29.03.2014 - Four billion years of life on earth: what should it teach mankind?
Keynote by one of the most accomplished science writers and biologists of this time. His view: Earth and life have evolved together over billions of years. Both have passed across thresholds that have changed the whole biosphere. Life has survived major mass extinctions, and continued to prosper. But does this long history have anything relevant to humanity, or do we break all the rules?
Fortey believes that the natural progress of evolution is always towards greater richness, and that this is the way our planet is meant to be when Darwinian evolution is allowed to play out naturally. Mistaken ideas about Darwinism have contributed to a view of human life that diminishes rather than enhances richness, particularly in the Weltanschauung of market capitalism.
Fortey was born in London in 1946 and educated at Cambridge University, where he received his bachelors degree in 1968, his Doctor of Philosophy degree three years later, and ScD in 1986. He is a palaeontologist, and one of the world authorities on trilobites - extinct arthropods that were one of the dominant life forms in the Palaeozoic Era. For most of his working life he was employed in the Natural History Museum in London, where he achieved the highest research grade.

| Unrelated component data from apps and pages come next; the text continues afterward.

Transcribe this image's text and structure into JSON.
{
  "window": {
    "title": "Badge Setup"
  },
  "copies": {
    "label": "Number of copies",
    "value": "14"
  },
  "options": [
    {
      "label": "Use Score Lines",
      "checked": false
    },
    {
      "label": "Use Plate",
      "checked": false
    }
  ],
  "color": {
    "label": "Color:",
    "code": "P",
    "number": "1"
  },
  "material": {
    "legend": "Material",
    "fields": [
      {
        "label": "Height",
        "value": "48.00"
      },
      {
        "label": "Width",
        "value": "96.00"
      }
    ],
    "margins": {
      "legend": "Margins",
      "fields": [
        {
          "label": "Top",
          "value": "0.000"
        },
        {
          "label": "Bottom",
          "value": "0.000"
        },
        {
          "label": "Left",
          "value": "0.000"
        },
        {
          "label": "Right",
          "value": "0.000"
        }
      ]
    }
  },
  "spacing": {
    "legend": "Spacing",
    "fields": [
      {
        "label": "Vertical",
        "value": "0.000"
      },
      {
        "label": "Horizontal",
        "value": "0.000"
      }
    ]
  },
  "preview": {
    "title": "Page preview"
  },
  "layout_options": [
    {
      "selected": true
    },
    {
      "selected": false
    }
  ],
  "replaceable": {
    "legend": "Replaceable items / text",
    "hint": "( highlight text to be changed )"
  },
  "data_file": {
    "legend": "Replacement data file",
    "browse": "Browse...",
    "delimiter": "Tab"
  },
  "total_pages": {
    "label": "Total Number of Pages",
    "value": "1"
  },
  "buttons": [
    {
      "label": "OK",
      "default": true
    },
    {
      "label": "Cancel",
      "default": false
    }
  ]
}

He is known equally for his science writing, which marries personal observation and poetic prose with the latest scientific research. Of his six books, Life: an unauthorised biography (1996) has been translated into twelve languages and cited as one of the Books of the Year by the New York Times. Almost all of his books have been shortlisted for literary prizes. His recent book, Dry Store Room No 1, is an exploration of museum culture from the perspective of an insider. His latest book, Survivors, about living fossils has been made into a three part TV series broadcast by the BBC in 2012. Bill Bryson has said of him: Fortey is without peer among science writers. He is currently appearing on television with Sir David Attenborough.